GhostwriterI learned things this week! Yay! A friend and I are collaborating on a novel idea (which will have its glory day in the hot sun next month during Camp NaNoWriMo!). We got waaaay ahead of ourselves and started talking about how rights would be spelled out in any contracts we encountered, running on the assumption that this puppy ever gets published.

So in the spirit of knowledge and adventure, we looked into the different ways this collaboration thing could shake out in a publishing contract. The main terms that we dredged up were collaboration agreements, dual authorship, and ghostwriting. Here’s the quickie version of what they are and how they work.
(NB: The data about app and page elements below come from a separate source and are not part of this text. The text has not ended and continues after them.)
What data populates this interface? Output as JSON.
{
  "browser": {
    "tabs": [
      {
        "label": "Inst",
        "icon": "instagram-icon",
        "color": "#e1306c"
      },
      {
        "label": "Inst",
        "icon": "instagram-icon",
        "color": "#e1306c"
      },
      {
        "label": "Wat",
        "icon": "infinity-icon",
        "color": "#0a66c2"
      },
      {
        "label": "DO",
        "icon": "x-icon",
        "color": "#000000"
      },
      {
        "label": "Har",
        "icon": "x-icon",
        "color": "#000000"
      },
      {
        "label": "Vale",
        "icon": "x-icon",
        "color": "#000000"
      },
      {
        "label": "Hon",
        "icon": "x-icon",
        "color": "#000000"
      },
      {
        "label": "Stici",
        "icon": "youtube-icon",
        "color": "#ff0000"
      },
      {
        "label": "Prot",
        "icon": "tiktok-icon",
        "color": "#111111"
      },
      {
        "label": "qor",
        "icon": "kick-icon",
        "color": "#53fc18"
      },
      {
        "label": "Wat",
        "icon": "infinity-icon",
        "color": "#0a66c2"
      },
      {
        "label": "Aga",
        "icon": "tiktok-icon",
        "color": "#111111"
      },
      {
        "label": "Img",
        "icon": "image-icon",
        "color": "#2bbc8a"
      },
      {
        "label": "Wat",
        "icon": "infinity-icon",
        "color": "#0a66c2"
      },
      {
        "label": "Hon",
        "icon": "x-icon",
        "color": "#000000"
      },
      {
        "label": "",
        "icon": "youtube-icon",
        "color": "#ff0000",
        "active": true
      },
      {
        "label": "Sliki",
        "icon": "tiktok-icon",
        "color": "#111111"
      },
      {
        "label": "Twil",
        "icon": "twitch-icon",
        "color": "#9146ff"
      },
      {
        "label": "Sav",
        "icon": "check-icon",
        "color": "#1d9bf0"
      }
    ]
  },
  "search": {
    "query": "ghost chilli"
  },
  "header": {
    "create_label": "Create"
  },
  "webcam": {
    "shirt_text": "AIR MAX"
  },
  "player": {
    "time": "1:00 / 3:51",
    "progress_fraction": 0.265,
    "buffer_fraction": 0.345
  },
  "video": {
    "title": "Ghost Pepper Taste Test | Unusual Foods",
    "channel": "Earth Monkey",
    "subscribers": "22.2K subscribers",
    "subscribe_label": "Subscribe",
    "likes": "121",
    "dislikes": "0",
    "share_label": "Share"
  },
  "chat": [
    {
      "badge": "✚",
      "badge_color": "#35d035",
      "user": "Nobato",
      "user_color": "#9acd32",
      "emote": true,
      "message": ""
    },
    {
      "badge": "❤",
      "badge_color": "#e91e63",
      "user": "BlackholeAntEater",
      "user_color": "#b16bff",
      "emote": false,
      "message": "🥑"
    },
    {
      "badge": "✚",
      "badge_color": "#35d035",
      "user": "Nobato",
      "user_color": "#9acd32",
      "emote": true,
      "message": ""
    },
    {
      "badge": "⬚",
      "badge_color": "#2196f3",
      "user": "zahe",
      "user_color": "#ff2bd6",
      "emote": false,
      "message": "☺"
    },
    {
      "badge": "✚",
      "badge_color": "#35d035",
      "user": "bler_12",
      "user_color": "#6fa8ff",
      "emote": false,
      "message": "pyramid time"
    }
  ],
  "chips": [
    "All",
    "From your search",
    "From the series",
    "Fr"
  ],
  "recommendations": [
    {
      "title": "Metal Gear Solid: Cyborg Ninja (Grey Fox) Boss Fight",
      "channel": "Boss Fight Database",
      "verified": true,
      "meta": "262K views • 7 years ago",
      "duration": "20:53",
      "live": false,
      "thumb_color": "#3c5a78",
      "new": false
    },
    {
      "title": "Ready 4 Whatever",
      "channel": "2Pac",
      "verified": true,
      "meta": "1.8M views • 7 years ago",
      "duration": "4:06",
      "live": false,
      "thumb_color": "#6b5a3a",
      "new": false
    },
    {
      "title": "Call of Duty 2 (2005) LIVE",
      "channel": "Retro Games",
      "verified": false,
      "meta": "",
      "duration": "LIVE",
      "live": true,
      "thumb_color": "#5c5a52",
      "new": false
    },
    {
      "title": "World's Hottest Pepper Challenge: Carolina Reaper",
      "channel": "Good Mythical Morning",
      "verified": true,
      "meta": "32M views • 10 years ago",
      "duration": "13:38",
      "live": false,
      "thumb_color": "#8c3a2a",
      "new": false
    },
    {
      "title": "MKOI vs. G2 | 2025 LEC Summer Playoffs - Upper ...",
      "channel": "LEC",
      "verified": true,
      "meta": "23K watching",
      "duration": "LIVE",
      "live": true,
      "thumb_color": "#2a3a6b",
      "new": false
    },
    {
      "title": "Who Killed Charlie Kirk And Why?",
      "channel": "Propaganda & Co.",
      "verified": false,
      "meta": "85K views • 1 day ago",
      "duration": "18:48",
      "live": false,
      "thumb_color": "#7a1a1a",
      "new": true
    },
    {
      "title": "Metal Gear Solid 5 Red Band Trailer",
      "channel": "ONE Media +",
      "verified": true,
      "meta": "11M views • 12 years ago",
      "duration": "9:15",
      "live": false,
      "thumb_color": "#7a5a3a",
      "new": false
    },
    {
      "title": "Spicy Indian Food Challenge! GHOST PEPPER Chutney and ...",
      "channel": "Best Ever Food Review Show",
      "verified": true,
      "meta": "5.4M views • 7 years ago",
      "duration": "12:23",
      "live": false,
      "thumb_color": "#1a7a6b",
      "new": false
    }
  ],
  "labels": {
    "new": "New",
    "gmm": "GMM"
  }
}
Collaboration Agreement This is simply a catch-all phrase for, you guessed it, an agreement between two or more people to collaborate on a single project. In order to be legally binding, it should be written down. (Publishers usually require that it be so in order to work with the authors on publication, but it’s still a good idea even if you plan on self-publishing.) The agreement should include things like the ownership each contributor has regarding copyright, writing credits, and his or her portion of any royalties accrued. (Unless stated otherwise, it’s typically an equal division between collaborators.)

Dual Authors (Dueling authors? Pistols at dawn!) Also known as coauthors or as joint authors when there are more than two involved, these are the people who will receive writing credit for the project. You see this most often in nonfiction research articles, where the list of the authors and their credentials is nearly as long as the abstract, but with the internet easing the way for collaboration, it’s cropping up more and more in the rest of the writing world. (Note: not all of the listed authors will necessary do fingers-to-pencil-or-keyboard writing. More expert or ‘senior’ collaborators can often get a pass, especially where large amounts of research are involved.)

Ghostwriter (I cannot be the only person who recalls this cheesy TV show…) The gun-for-hire of the writing world, ghostwriters write projects that are actually credited to another person. This usually comes up when a famous but non-writerly person wants to put out an autobiography, or a famous author wants to put out more books a year than is humanly possible. The ghostwriter does the actual writing, ‘in the style’ of the credited author, and usually takes a fee meted out in chunks as pieces of the project are finished. (A ghostwriter can also negotiate to take a smaller fee in exchange for a portion of royalties.) But the ghostwriter will get no credit when it’s all said and done.

So there you have it! The barest-of-bones breakdown of collaboration. You’ll of course need more information if you’re considering entering into such an agreement. You can scroll around the internet for further details on collaboration and copyright, but I found the following articles particularly helpful:

Check out this much-more-detailed article from publishing and entertainment lawyer Lloyd Jassin

Or this one from KB Law: Copyright

Or you could, you know, bite the bullet and actually talk to a literary agent or a publishing lawyer. Whatever you decide to do, if you’re entering into a collaborative relationship, be sure to take steps to protect yourself and your rights. Negotiate out the details, write them down, and get all involved parties to sign. Then get to the real fun: the project itself! Whee!

PS- Don’t forget! Two weeks until the second session of Camp NaNoWriMo! I hope you’re readying yourself in whatever way you like for the literary craziness! (My way involves outlines, blog posts, and an insane amount of Oreos. Insane.)